People came from far and wide to surround the boy and the old man expressing their dismay at this terrible calamity. They tried to comfort the old man with words of empathy and sorrow.
The old man was unmoved and replied: “This thing may be good, it may be bad, you never know”.
Now it happened that during this time there was a major dispute going on between the Sudan and a neighbouring country, up to the point that these countried declared war on each other. All young men were conscripted into the army and were sent off to combat where many of them lost their lives. The old man’s son was nursing his two fractured legs and was exempted from being drafted into the army.
And the old man once again exclaimed: “It may be good, it may be bad, you never know”.
That is the end of the story. In good African tradition, a story is not discussed, but is left for the listener to ponder.
THEY HAVE WRITTEN TO US
“Greetings from Conciliation Resources, in London. We hope you are doing fine. I just wanted to let you know how impressed we have been by the recent issues of the newsletter. They are a valuablo source of information about the north of Uganda and a real enrichment to inform our thinking. I want you to know how respected your work is and encourage you to keep up the quality and regularity of your news”

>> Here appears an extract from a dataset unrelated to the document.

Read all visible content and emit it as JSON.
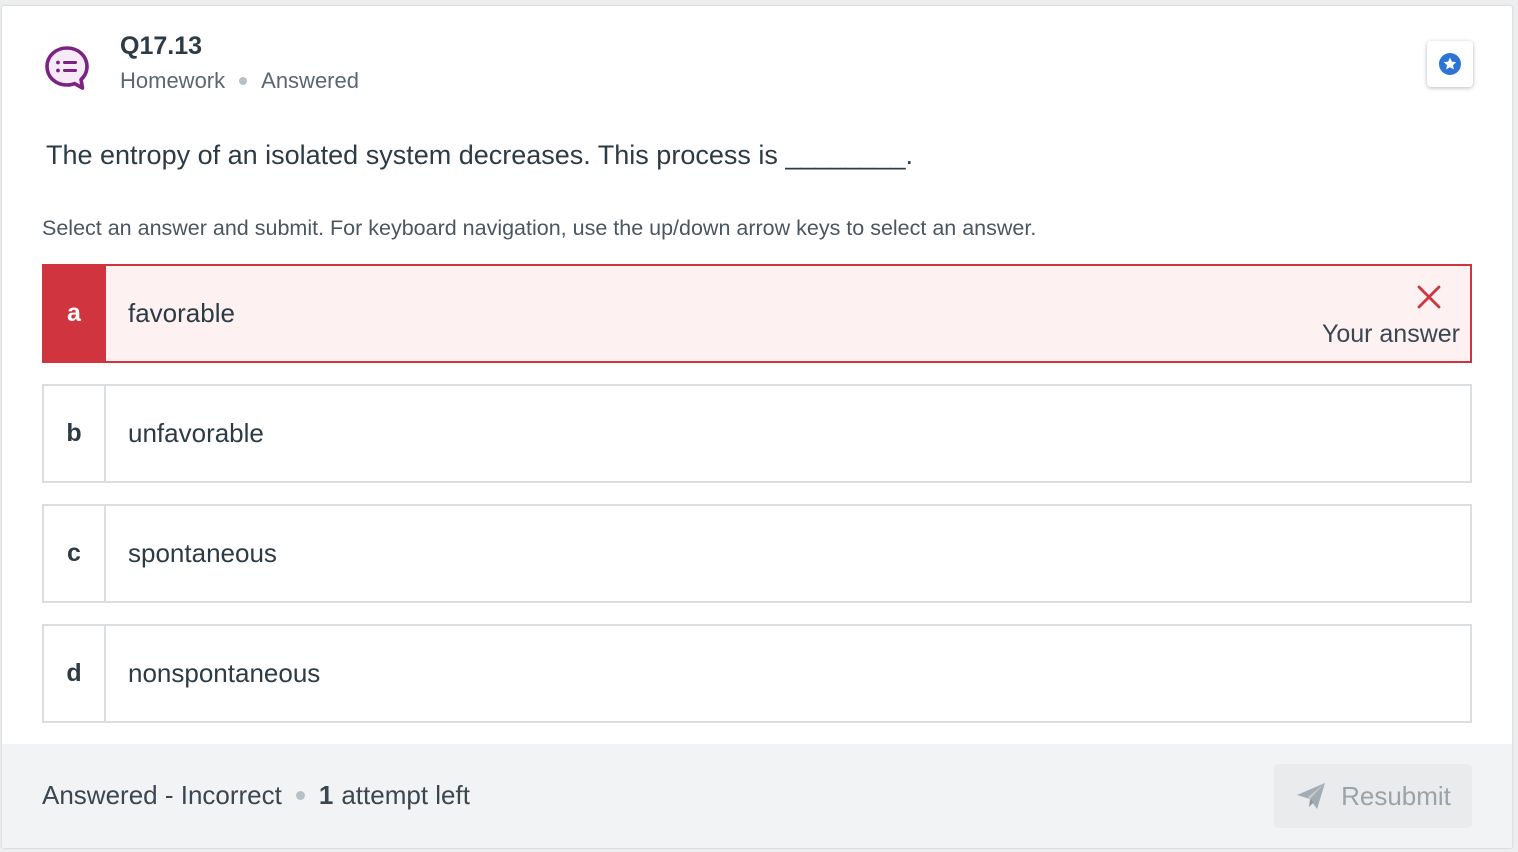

(Bjoern Eser, from Conciliation resources, former consultand of JPC Gulu).
“The monthly newsletter of the Justice and Peace Commission of Gulu, freely distributed via e-mail, always includes well researched and updated chronologies. The newsletter is essential reading to anyone who is following the developments in Northern Uganda”
(Sverker Finnstroem, from the Department of Anthropology of the University of Uppsala, Sweden)
26th – Rebels attacked Oryek, near Ngai, and killed two people.
UPDF killed rebel Col. Jacob Opoka.
UPDF killed three LRA who were heading towards Amida IDP camp. It is believed that the same group planted two anti-personnel landmines between Akworo and Dure. UPDF removed them on the following morning.
Two men were abducted and killed by LRA in Ogili sub-county.
27th – UPDF reported that Vincent Ottii had crossed back to Sudan to meet with Kony in Katire valley.
2nd – Five people who had gone hunting in Oryang (Kitgum) were abducted by LRA.
5th – Betty Bigombe took a break in the US. Minister of Internal Affairs Rugunda stated that contact with the LRA and peace process were still on.
7th – UPDF killed two rebels who had come to loot food from villagers in Atyak.
8th - Rebels killed one person in a village in Apach district.
9th – Rebels attacked villages in Dzaipi (Adjumani district), killed seven and injured more than twenty.
12th – LRA ambushed a Government vehicle and killed its eight occupants in South Sudan.
LRA Capt. Anthony Opoka, signaller to Ocan Bunia, surrendered in Awee.
13th – Suspected Karimojong warriors attacked Namokora IDP and killed one person.
14th – A 70-year old woman was killed in an incident of domestic violence near Lacor Hospital.
Suspected rebels attacked villages in Obiya Highlands (a suburb of Gulu), killed two people and abducted seven.
Rebels attacked Potika (Kitgum district) and killed an unspecified number of soldiers.
15th – Civil society delegation met with ICC officials at The Hague. They included: Archbishop Odama, Bishop Onono, Rwot Acana, Gulu LC VC/M Ochora and MPs Jane Akwero and Jacob Oulanyah.
16th – Rebels abducted and killed a boy in a village at Minakulu St. Thomas.
16th – 17th – Civil Society Organisations for Peace in North Uganda (CSOPNU) held a general meeting at Gusco Centre in Gulu.
17th – Rebels abducted at least 24 people at Minakulu (Apach district). Ten of them were rescued two days later.
18th – UPDF reported they had killed seven rebels during a clash at Odek.
19th – Rebels maimed five women north of Potika.
22nd – Rebels attacked Paicho camp, killed four people and abducted five children.